Pain relief is big business - very big business - which is why Dr Adrian Mulholland in the School of Chemistry has just won an EPSRC Leadership Fellowship grant of nearly £1million, part of which will be used to further his research into designing drugs for pain relief. However, he never goes near a lab, doing it all from his computer.
Providing relief from pain is what every doctor wants for their patients and people have sought ways of doing this ever since they first encountered the stinging nettle - we have all tried rubbing a dock leaf on the sting in an attempt to alleviate the pain. Today pain relief comes from drugs, but the problem with many drugs is their side effects.

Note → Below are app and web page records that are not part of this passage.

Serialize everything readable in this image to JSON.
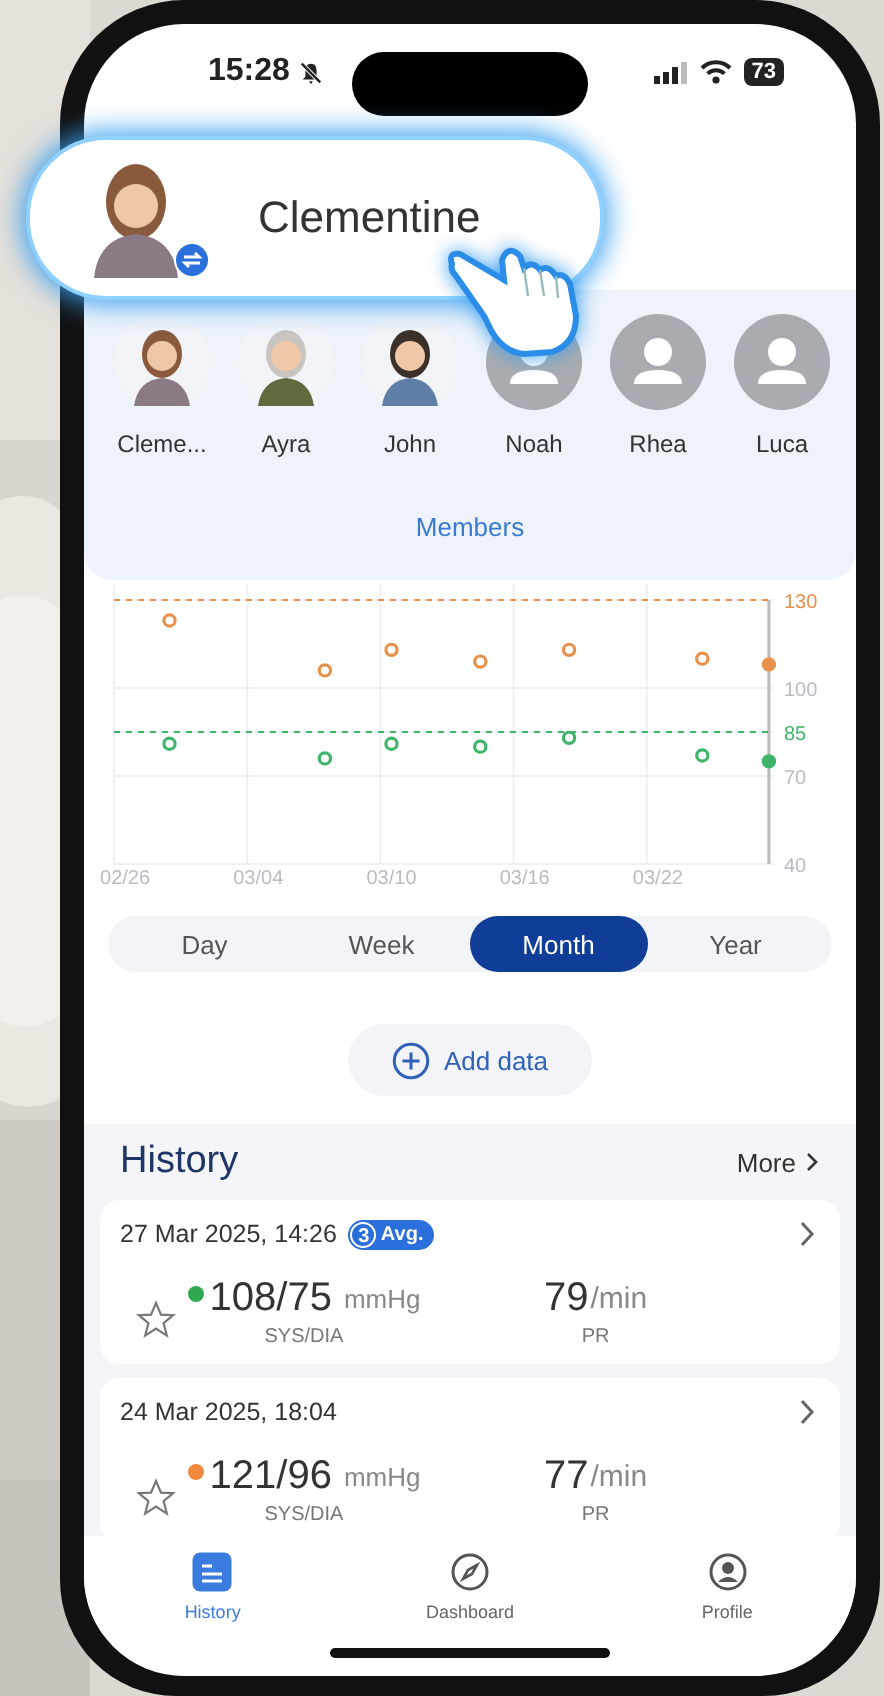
{
  "status_bar": {
    "time": "15:28",
    "battery": "73"
  },
  "current_member": {
    "name": "Clementine"
  },
  "members": [
    {
      "name": "Cleme..."
    },
    {
      "name": "Ayra"
    },
    {
      "name": "John"
    },
    {
      "name": "Noah",
      "kind": "placeholder"
    },
    {
      "name": "Rhea",
      "kind": "placeholder"
    },
    {
      "name": "Luca",
      "kind": "placeholder"
    }
  ],
  "members_link": "Members",
  "chart_data": {
    "type": "scatter",
    "categories": [
      "02/26",
      null,
      null,
      null,
      null,
      null,
      "03/04",
      null,
      null,
      null,
      null,
      null,
      "03/10",
      null,
      null,
      null,
      null,
      null,
      "03/16",
      null,
      null,
      null,
      null,
      null,
      "03/22",
      null,
      null,
      null,
      null,
      null
    ],
    "series": [
      {
        "color": "#e8914a",
        "values": [
          null,
          null,
          123,
          null,
          null,
          null,
          null,
          null,
          null,
          106,
          null,
          null,
          113,
          null,
          null,
          null,
          109,
          null,
          null,
          null,
          113,
          null,
          null,
          null,
          null,
          null,
          110,
          null,
          null,
          108
        ]
      },
      {
        "color": "#3fb56a",
        "values": [
          null,
          null,
          81,
          null,
          null,
          null,
          null,
          null,
          null,
          76,
          null,
          null,
          81,
          null,
          null,
          null,
          80,
          null,
          null,
          null,
          83,
          null,
          null,
          null,
          null,
          null,
          77,
          null,
          null,
          75
        ]
      }
    ],
    "ylim": [
      40,
      130
    ],
    "yticks": [
      40,
      70,
      85,
      100,
      130
    ],
    "grid": true,
    "ref_lines": [
      {
        "axis": "y",
        "value": 130
      },
      {
        "axis": "y",
        "value": 85
      }
    ]
  },
  "periods": [
    {
      "label": "Day",
      "selected": false
    },
    {
      "label": "Week",
      "selected": false
    },
    {
      "label": "Month",
      "selected": true
    },
    {
      "label": "Year",
      "selected": false
    }
  ],
  "add_button": "Add data",
  "history": {
    "title": "History",
    "more": "More",
    "records": [
      {
        "date": "27 Mar 2025, 14:26",
        "badge": {
          "count": "3",
          "label": "Avg."
        },
        "starred": false,
        "color": "#2fa84f",
        "bp": "108/75",
        "bp_unit": "mmHg",
        "bp_label": "SYS/DIA",
        "pulse": "79",
        "pulse_unit": "/min",
        "pulse_label": "PR"
      },
      {
        "date": "24 Mar 2025, 18:04",
        "starred": false,
        "color": "#f08a3c",
        "bp": "121/96",
        "bp_unit": "mmHg",
        "bp_label": "SYS/DIA",
        "pulse": "77",
        "pulse_unit": "/min",
        "pulse_label": "PR"
      }
    ]
  },
  "tabs": [
    {
      "label": "History",
      "kind": "history",
      "selected": true
    },
    {
      "label": "Dashboard",
      "kind": "dashboard",
      "selected": false
    },
    {
      "label": "Profile",
      "kind": "profile",
      "selected": false
    }
  ]
}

Drugs may promise great things, but when tested on humans they are sometimes found to cause adverse reactions that outweigh the benefits. One such compound that has been hotly debated over the past ten years is THC, the active ingredient in marijuana. Unfortunately, although THC is quite effective as a pain suppressant, it also creates a whole range of side effects.

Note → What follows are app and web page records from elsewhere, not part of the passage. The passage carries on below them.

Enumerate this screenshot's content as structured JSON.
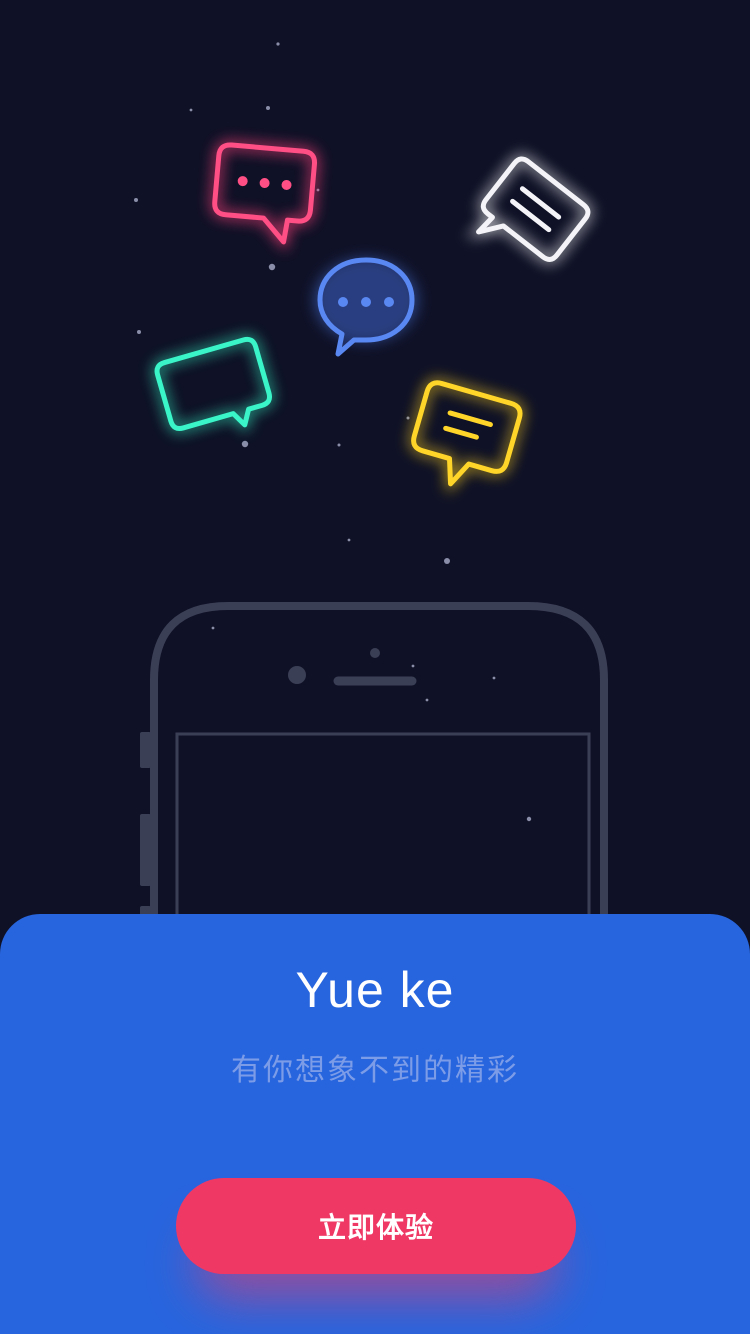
{
  "app": {
    "title": "Yue ke",
    "tagline": "有你想象不到的精彩",
    "cta_label": "立即体验"
  },
  "illustration": {
    "icons": [
      "pink-chat-bubble-icon",
      "white-chat-bubble-icon",
      "blue-chat-bubble-icon",
      "green-chat-bubble-icon",
      "yellow-chat-bubble-icon",
      "phone-outline-icon"
    ]
  },
  "colors": {
    "background": "#0f1126",
    "panel": "#2765de",
    "cta": "#f03865",
    "bubble_pink": "#ff3f7a",
    "bubble_blue": "#4f7ff0",
    "bubble_green": "#32f0c0",
    "bubble_yellow": "#ffd21f",
    "bubble_white": "#ffffff",
    "phone_outline": "#3b3f56"
  }
}
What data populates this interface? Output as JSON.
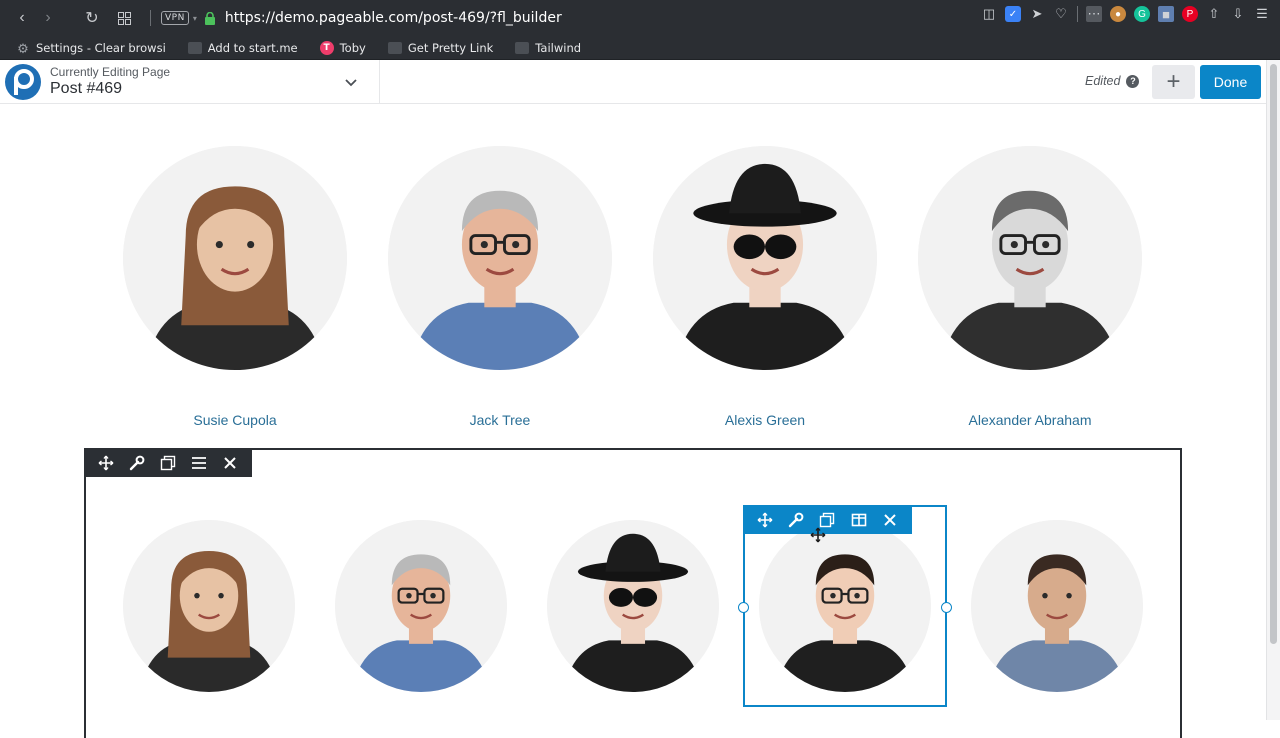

More recently, an enzyme called FAAH, found in the brain, has been identified as a target for new pain relief drugs. When you feel pain, the body releases certain chemicals which provide a degree of natural pain relief, but the effectiveness and duration of their activity is determined by how fast they are broken down. In particular, when the body senses pain the brain releases 'anandamide' (the name comes from the Sanskrit for bliss), which nullifies the pain by blocking the pain signal. However, the effect is weak and short-lived, as FAAH quickly breaks down the anandamide. It does this because, of course, it is important for us to know when we have hurt ourselves. Conversely, if we could harness that natural mechanism by blocking FAAH and preventing it from breaking down anandamide, we might be able to develop a mild but more targeted version of pain relief. This is where Mulholland's work starts. It is known what the FAAH enzyme looks like and that there is a hollow tube within it, in which the drug molecule sits. The drug works by forming a new bond to the enzyme, but for a long time the question was which way up should the drug molecule be in order to form the most effective bond? Working with biochemists in Italy and California, Mullholland resolved this question by testing various scenarios on his computer. The results of this computer model explain experimental data and should help in designing newer and more effective versions of the drug, which is now ready to enter clinical trials.
Increasingly, drugs are being designed on computers because it is just too difficult to manually handle the vast numbers of possible drugs and the many ways they could bind to proteins in our bodies. Software packages aim to predict how drugs fit into proteins, but current methods are very approximate and often unreliable. Mulholland will work on developing better methods to predict how changing the structure of a potential drug molecule may make it bind more tightly to its target, making it more effective. He will also work on methods to model how different drugs react in the body, and whether this makes them more efficient or even whether or not they are toxic. The calculations require vast amounts of computer power, recently facilitated by the installation of High Performance Computers in the University. But even with these state-of-the-art machines, the fastest calculations take a few hours and the slowest may take a week or even longer. The new funding will last for five years, helping Mulholland's research team develop new methods and new drugs designed to help us live longer and feel better as we do so.